Ascension is entering the next phase of its journey to rebrand its hospitals, this time focusing on six new health system markets.
Hospitals and other sites of care in the following markets will soon adopt the name Ascension:
- Texas: Seton in the Austin region and Providence in Waco.
- Gulf Coast: Sacred Heart in the Pensacola, Florida, region and Providence in Mobile, Alabama.
- Binghamton, New York: Lourdes.
- Birmingham, Alabama: St. Vincent’s.
- Jacksonville, Florida: St. Vincent’s.
- Kansas: Via Christi in Wichita and Central Kansas.
The system’s goal is to make it clearer and easier for patients to know which hospitals are part of the Ascension brand so they can more easily navigate the healthcare delivery system.
“The adoption of a consistent identity across our systems of care fosters collaboration and ultimately ensures our patients receive the right care in the right setting at the right time through a truly integrated national system,” Anthony R. Tersigni, president and CEO of Ascension, said in an announcement about the rebranding efforts.
Nick Ragone, senior vice president and chief marketing and communication officer, said last year that it will take 18 months to rebrand each state’s hospital system.
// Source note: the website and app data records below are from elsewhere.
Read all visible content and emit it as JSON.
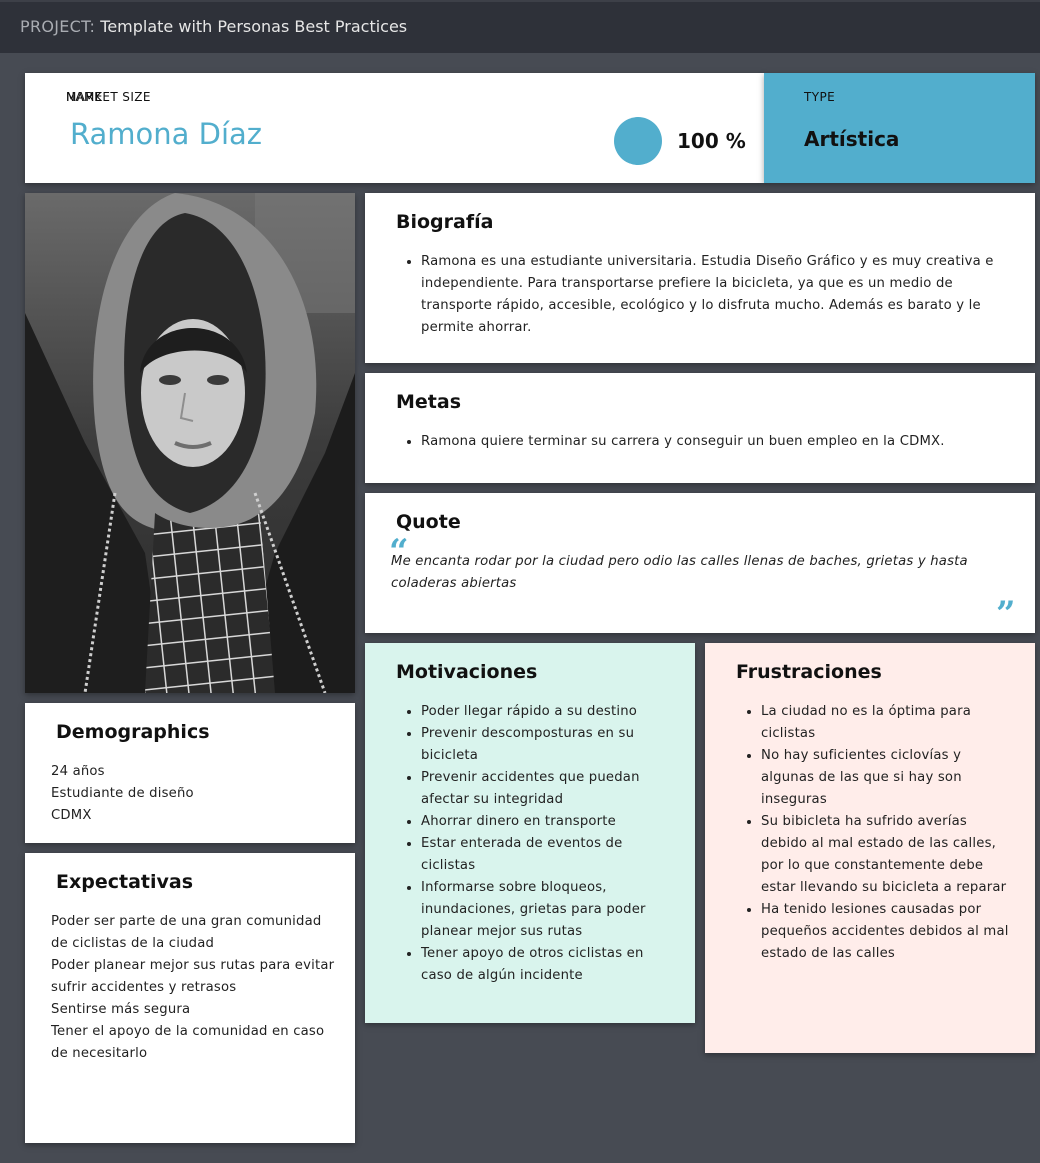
{
  "topbar": {
    "project_label": "PROJECT:",
    "project_name": "Template with Personas Best Practices"
  },
  "header": {
    "name_label": "NAME",
    "name": "Ramona Díaz",
    "market_size_label": "MARKET SIZE",
    "market_size_value": "100 %",
    "type_label": "TYPE",
    "type_value": "Artística"
  },
  "colors": {
    "accent": "#52aecd",
    "background": "#474b53",
    "topbar": "#2e3139",
    "motivaciones_bg": "#d9f4ed",
    "frustraciones_bg": "#ffedea"
  },
  "biografia": {
    "title": "Biografía",
    "items": [
      "Ramona es una estudiante universitaria. Estudia Diseño Gráfico y es muy creativa e independiente. Para transportarse prefiere la bicicleta, ya que es un medio de transporte rápido, accesible, ecológico y lo disfruta mucho. Además es barato y le permite ahorrar."
    ]
  },
  "metas": {
    "title": "Metas",
    "items": [
      "Ramona quiere terminar su carrera y conseguir un buen empleo en la CDMX."
    ]
  },
  "quote": {
    "title": "Quote",
    "text": "Me encanta rodar por la ciudad pero odio las calles llenas de baches, grietas y hasta coladeras abiertas",
    "open_mark": "“",
    "close_mark": "”"
  },
  "demographics": {
    "title": "Demographics",
    "lines": [
      "24 años",
      "Estudiante de diseño",
      "CDMX"
    ]
  },
  "expectativas": {
    "title": "Expectativas",
    "lines": [
      "Poder ser parte de una gran comunidad de ciclistas de la ciudad",
      "Poder planear mejor sus rutas para evitar sufrir accidentes y retrasos",
      "Sentirse más segura",
      "Tener el apoyo de la comunidad en caso de necesitarlo"
    ]
  },
  "motivaciones": {
    "title": "Motivaciones",
    "items": [
      "Poder llegar rápido a su destino",
      "Prevenir descomposturas en su bicicleta",
      "Prevenir accidentes que puedan afectar su integridad",
      "Ahorrar dinero en transporte",
      "Estar enterada de eventos de ciclistas",
      "Informarse sobre bloqueos, inundaciones, grietas para poder planear mejor sus rutas",
      "Tener apoyo de otros ciclistas en caso de algún incidente"
    ]
  },
  "frustraciones": {
    "title": "Frustraciones",
    "items": [
      "La ciudad no es la óptima para ciclistas",
      "No hay suficientes ciclovías y algunas de las que si hay son inseguras",
      "Su bibicleta ha sufrido averías debido al mal estado de las calles, por lo que constantemente debe estar llevando su bicicleta a reparar",
      "Ha tenido lesiones causadas por pequeños accidentes debidos al mal estado de las calles"
    ]
  }
}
By the time all its hospitals and health centers sport their new Ascension names, Ragone said the organization will raise its national profile and patients will understand the facility operates under the “One Ascension” brand.
Ascension’s healthcare division operates 2,500 sites of care, including 141 hospitals and more than 30 senior living facilities in 22 states and the District of Columbia. The system has also announced plans to purchase Presence Health, the largest Catholic system in Illinois.
As of 2016, 40% of the largest health systems in the U.S. were faith-based, and 14.5% overall are Catholic systems, according to the National Bureau of Economic Research. More than 140 mergers between Catholic and non-Catholic systems have occurred since 1997.
Industry watchers have expressed concern about the expansion of faith-based systems because many many of the hospitals connected to the Catholic Church bancontraceptive procedures or procedures to terminate pregnancy on religious grounds.